= About this task =
Determine how many lines of the listing below hold the string "value". Reply only with the number.

*** Data

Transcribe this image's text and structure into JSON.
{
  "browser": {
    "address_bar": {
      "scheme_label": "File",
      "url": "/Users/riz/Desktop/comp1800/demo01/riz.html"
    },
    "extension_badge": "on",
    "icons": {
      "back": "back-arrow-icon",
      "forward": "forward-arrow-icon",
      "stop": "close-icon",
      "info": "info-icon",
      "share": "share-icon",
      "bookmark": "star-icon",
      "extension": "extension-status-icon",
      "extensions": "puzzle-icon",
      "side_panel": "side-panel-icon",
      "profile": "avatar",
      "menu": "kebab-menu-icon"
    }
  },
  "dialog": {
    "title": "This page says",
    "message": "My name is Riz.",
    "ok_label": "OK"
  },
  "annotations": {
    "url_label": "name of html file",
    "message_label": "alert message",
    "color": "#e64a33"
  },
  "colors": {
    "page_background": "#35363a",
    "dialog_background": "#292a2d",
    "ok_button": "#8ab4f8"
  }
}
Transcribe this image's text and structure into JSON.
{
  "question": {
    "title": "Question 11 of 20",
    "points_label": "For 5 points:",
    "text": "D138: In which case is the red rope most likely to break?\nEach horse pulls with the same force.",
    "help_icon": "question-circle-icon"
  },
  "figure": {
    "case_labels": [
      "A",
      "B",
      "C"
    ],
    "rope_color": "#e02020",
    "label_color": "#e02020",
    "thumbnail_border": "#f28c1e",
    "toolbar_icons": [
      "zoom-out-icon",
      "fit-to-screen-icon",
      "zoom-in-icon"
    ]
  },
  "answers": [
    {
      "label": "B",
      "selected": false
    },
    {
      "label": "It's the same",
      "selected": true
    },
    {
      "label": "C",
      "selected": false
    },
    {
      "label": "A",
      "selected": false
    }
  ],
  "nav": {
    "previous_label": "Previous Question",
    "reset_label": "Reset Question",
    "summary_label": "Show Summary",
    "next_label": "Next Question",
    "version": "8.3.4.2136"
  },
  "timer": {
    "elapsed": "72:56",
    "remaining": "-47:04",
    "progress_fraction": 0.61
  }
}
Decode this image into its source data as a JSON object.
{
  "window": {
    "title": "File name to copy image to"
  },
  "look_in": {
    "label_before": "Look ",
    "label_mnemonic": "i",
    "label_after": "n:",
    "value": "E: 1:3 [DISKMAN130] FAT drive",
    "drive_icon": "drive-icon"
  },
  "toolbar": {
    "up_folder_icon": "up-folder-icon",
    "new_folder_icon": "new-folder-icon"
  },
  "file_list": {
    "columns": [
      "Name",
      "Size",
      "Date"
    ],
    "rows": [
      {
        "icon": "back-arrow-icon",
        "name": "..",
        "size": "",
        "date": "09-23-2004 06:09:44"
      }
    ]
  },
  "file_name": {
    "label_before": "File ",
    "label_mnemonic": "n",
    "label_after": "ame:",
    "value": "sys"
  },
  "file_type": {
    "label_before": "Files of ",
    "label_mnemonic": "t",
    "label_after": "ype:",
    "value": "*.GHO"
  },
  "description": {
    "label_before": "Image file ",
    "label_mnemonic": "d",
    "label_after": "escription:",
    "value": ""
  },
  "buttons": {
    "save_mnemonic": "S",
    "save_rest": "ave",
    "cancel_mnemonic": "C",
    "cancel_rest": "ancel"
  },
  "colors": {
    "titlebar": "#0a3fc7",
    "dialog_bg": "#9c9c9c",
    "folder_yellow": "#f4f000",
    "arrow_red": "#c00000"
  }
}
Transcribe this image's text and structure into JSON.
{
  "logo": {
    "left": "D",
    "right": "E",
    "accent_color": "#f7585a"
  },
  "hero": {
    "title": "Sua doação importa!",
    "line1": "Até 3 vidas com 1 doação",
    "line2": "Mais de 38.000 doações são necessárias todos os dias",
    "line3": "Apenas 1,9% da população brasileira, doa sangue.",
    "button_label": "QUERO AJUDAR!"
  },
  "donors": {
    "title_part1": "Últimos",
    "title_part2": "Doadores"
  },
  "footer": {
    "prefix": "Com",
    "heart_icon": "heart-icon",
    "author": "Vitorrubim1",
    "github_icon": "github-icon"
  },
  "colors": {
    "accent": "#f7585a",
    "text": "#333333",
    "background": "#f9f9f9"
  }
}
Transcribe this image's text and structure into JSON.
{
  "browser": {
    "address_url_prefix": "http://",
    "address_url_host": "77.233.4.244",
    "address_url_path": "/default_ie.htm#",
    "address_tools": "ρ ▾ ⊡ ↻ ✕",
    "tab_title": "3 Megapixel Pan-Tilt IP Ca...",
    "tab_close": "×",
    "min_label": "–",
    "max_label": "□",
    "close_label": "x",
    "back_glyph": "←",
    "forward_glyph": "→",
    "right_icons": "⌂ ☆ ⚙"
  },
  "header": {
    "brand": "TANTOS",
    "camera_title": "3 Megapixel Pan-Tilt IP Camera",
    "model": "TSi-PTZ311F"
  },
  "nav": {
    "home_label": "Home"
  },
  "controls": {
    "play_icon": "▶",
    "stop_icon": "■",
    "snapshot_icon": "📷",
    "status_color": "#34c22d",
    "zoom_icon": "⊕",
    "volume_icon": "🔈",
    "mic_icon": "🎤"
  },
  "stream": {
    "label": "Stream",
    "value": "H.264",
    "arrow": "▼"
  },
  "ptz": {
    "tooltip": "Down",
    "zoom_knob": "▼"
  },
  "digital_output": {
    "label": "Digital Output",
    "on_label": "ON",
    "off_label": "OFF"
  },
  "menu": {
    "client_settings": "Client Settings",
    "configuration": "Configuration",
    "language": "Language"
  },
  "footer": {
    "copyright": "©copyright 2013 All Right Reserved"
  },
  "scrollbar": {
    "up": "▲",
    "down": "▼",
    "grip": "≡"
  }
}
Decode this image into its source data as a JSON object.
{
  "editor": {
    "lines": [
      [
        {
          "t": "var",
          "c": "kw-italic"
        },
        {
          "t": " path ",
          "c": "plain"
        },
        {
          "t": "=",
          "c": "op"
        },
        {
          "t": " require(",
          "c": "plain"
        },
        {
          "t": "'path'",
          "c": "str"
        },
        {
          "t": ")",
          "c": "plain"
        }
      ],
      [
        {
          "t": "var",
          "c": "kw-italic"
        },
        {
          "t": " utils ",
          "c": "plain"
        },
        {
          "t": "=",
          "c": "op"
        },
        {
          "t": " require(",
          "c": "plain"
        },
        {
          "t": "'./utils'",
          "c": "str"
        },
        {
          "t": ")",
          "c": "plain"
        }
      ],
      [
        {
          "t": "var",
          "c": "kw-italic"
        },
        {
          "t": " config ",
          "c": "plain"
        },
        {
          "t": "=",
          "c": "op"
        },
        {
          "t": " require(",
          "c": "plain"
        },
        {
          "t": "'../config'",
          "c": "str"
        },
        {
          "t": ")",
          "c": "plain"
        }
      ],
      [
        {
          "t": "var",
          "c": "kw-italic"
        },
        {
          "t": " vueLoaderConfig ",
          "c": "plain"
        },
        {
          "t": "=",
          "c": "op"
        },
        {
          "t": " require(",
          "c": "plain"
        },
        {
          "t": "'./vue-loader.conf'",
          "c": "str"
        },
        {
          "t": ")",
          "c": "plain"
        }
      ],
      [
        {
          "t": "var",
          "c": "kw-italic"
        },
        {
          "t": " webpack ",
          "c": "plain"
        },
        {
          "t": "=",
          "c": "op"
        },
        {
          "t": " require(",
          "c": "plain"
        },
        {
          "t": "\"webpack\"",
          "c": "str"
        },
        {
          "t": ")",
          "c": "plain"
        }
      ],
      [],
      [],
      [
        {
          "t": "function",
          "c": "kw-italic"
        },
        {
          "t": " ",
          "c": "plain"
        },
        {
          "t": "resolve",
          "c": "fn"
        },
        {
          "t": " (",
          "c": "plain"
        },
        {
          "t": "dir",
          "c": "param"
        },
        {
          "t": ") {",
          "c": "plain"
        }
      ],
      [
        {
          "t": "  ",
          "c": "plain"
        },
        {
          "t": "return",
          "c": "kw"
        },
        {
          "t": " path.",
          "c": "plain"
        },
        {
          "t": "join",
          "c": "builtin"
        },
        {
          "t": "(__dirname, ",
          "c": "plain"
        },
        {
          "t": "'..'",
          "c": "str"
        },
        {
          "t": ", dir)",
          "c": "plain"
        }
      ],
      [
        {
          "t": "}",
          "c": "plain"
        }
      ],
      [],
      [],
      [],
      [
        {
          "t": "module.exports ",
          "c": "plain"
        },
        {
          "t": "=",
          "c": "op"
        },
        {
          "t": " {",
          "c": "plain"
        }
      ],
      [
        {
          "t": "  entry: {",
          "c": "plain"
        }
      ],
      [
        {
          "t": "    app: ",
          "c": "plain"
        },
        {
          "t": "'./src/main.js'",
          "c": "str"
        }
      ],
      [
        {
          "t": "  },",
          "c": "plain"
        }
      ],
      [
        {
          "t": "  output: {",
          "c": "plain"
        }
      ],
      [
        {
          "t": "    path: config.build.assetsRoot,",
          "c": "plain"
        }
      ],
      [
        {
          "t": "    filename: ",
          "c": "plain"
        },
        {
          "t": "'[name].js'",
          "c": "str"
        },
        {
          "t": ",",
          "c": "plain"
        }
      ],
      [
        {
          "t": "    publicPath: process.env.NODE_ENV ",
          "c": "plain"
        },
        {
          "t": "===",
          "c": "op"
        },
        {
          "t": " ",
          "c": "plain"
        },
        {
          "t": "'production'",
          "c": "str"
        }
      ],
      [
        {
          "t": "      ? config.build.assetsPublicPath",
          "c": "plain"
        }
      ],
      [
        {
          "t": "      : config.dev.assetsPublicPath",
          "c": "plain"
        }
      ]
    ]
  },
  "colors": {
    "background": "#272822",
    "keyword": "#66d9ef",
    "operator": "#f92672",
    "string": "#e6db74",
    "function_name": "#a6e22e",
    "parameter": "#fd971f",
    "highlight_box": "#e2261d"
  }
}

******

= Task output =
5